Yesterday I looked at how Kentucky's offense has been performing quite well since the beginning of tournament season. Today we'll look at the defensive side of things.
Preventing scores has been an issue for most of the season for the Cats. They hung around the 30-45 range in Ken Pomeroy's Adjusted Defensive Rating for much of the season (I don't think there's anyway to look that up, you'll just have to take my word for it. I've kept an eye on it all season). Their play of late has been better though - enough to get them up to 25th.
Just like yesterday, what follows are graphs showing a running 5 game average of UK's defensive performance in each of the 4 Factors. I've also included the average of opponents' season-long offensive numbers for each category (For example, UK's eFG% defense is plotted against the average of their opponents' eFG% for the season). This will help give some intuition on how the Cat's performance matches up against the offenses they've faced.
The horizontal axis marks the 5th game in the particular group being averaged. For example, the first Florida game on the graph marks the average of the Florida game in Rupp along with the four games preceding it. The last point on the graph is the most recent five games: the SEC Tournament and NCAA Tournament.
This part has actually gotten worse recently which is surprising because defending shots is such a big part of what Cal does defensively. You can't really pin it on the opponents since, for the better part of the season, UK has faced teams that collectively shoot the ball at pretty much the same clip.
I almost didn't include turnovers, because one of the constants of a John Calipari defense is that they don't force them. Kentucky doesn't pressure the ball with the intent to steal or force passes that can be picked off. Steals are created as a matter of opportunity and not design. There is nothing here that is either noteworthy or of concern.
Well now, look at that. This is the biggest difference in recent defensive performance. Kentucky is completely shutting down the ability of their opponents to get 2nd chances to score and that improvement is quite dramatic. Three games in particular are driving this - Florida at the end of the season, and the NCAA Tournament games against Kansas St and Wichita St. In the SEC Tournament the Cats were solid but not as spectacular as in the other three games mentioned. Louisville is a very good offensive rebounding team, so continued success will be crucial to getting the season sweep of the Cards.
Oof. Defending without fouling is another staple of a Calipari defense but recently the Cats have been happy to send opponents to the line nearly as much as they've gone themselves. Notice that it really jumped up around the time conference play started, reaching its apex during the SEC Tournament. No, I'm not commenting on SEC officials. Not at all. The games @Florida, LSU, and Georgia are what are primarily driving the jump at the end. In their last 3 games UK has defensive FT Rates of 32.1 (Florida), 22.6 (K State), and 36.7 (WSU) which is much more in line with what we should expect from the team, so ultimately I'm not worried that this represents any kind of fundamental change in how they are playing.

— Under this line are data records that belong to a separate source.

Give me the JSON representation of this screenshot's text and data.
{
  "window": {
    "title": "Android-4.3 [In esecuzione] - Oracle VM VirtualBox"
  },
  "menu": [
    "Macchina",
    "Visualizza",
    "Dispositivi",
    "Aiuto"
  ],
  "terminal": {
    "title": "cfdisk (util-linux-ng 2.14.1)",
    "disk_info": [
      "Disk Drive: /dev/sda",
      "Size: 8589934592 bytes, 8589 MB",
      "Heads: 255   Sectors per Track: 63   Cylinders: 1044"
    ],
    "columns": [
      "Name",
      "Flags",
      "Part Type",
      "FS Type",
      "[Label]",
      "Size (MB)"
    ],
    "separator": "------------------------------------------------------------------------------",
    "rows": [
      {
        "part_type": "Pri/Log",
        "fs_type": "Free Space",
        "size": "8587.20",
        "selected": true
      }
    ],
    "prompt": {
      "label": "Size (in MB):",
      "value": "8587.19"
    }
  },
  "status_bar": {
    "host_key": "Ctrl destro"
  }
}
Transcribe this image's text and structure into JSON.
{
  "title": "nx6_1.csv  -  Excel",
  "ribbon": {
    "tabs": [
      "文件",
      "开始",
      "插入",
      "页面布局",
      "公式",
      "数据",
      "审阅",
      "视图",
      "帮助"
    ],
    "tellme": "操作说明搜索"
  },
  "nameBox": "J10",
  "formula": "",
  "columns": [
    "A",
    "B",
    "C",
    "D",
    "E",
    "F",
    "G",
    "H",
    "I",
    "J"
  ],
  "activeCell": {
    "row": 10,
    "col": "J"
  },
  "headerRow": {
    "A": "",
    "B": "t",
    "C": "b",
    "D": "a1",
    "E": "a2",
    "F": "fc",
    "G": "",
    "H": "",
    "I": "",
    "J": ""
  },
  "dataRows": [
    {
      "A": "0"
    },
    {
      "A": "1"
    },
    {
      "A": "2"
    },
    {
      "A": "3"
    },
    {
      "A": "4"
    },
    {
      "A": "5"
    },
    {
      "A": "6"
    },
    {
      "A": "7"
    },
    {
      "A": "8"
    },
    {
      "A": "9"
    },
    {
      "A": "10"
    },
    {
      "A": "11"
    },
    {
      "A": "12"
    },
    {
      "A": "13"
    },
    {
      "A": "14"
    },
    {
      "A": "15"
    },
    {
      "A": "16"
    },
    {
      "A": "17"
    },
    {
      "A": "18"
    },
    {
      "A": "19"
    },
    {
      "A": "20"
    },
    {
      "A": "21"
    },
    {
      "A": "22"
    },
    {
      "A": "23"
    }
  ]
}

Wrapping it up with a Big Blue Bow
The biggest driver of the recent defensive success has come from rebounding. That's a bit different from how Cal's teams usually succeed defensively, as they are typically solid-but-not-spectacular in this respect. I'm not sure how much of the recent improvement is due to a schematic change, opponents choosing not to go after missed shots, and simple random variation. Everything else looks pretty much like I would expect it too, both from what they've done all season and from what Cal's teams typically do defensively. That was good enough to beat Louisville in December and it should be good enough to beat them tonight, though obviously nothing is guaranteed.
Bonus Extra Graph! Assists!
Wild Weasel asked about assists in the post about offense, so here's a graph showing UK's assist rate (Assists divided by Made Field Goals). For comparison I've included the 2012 team's running average for the entire season. The biggest takeaway to me is that both teams were on an upward trend at the same point in the season which I would think is a good indicator of something: better passing, better shooting, better chemistry, all three?.